US Agriculture Department announced that one in ten schools didn't get inspected last year although the Congress requires having two inspections yearly.

Translated, it means that millions of children ate in school cafeterias that have not been expected.
Inspections are needed to make sure that cafeteria workers washed their hands properly and that they kept lunchtime staples like pizza hot or milk cold to prevent germs from growing.

Failing to obey these rules could lead to children falling ill or even food poisoning. The most common violations in cafeterias included wrong temperatures, failing to keep hot food hot enough or cold food cold enough or having an open dumpster outside the cafeteria.

These are the statistics from investigated schools: “Rhode Island schools were commonly cited for cross-contamination of utensils, improper holding temperatures and the presence of vermin; Washington, D.C. schools had hot and cold holding equipment that needed repair; and Schools in Hartford, Conn., have been cited for having dirty floors that needed repair and inadequate handwashing stations and sanitation.”

According to the Agriculture Department, out of 94,132 schools in the 2005-2006 school year 10% or 9,498 schools, were not inspected at all, 29% or 27,184 schools were inspected only once and 61% or 57,450 schools, were inspected at least twice.

It is not up to schools to inspect their cafeterias but up to state and local health authorities. The problem is that there is a lack of staff and money to support two inspections a year. When Congress doubled the inspection requirement, lawmakers didn't provide any money for more inspections.
Health departments also have higher priorities than schools as more outbreaks occur for example in restaurants. School cafeterias were the source of only about 3 % of the 7,390 food poisoning outbreaks between 1990 and 1999.

It is also said cafeteria workers are generally better trained than restaurant workers.

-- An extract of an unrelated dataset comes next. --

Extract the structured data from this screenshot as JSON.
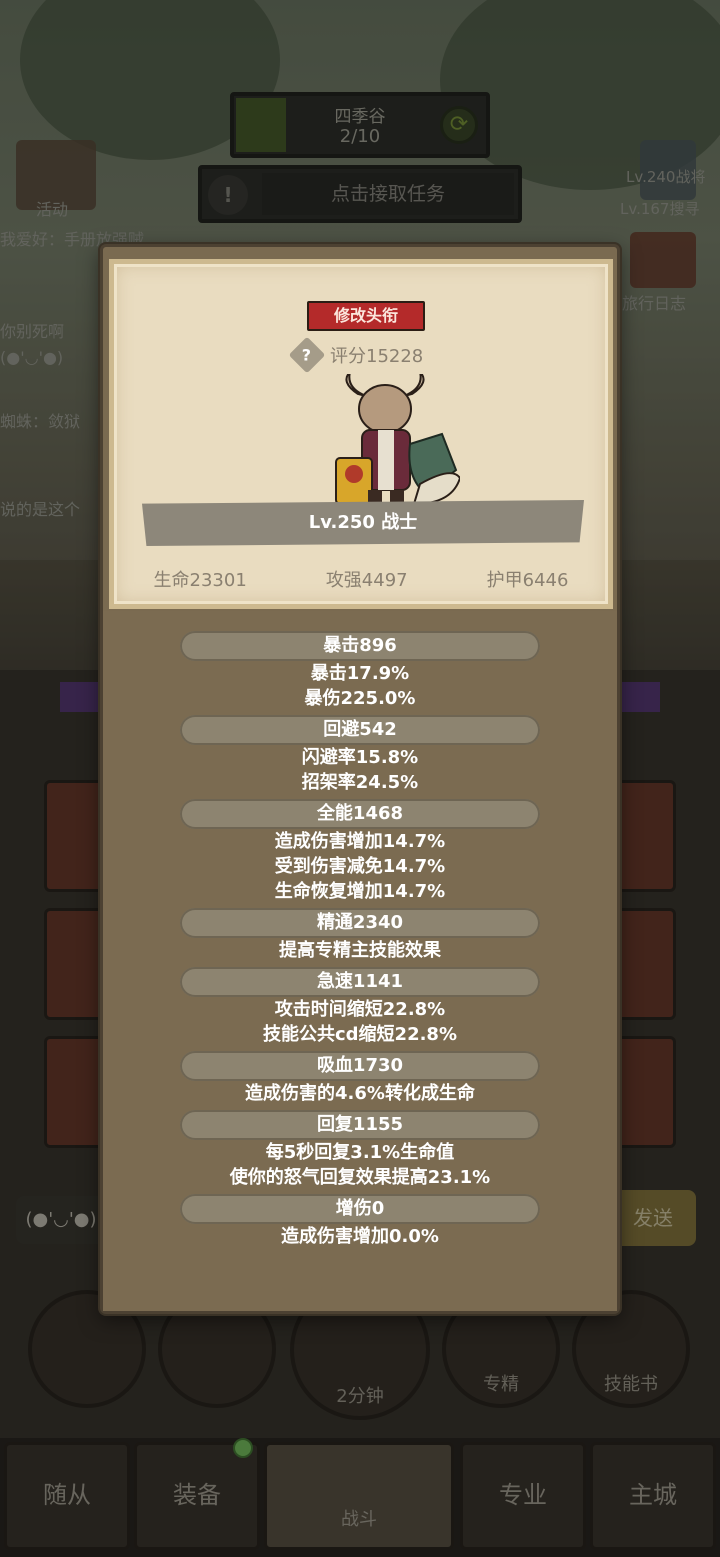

However, this should not be used as an excuse. Outbreaks in schools may be rare but children are at greater risk for complications from E. coli, salmonella and other foodborne germs and this is why regular inspections are needed.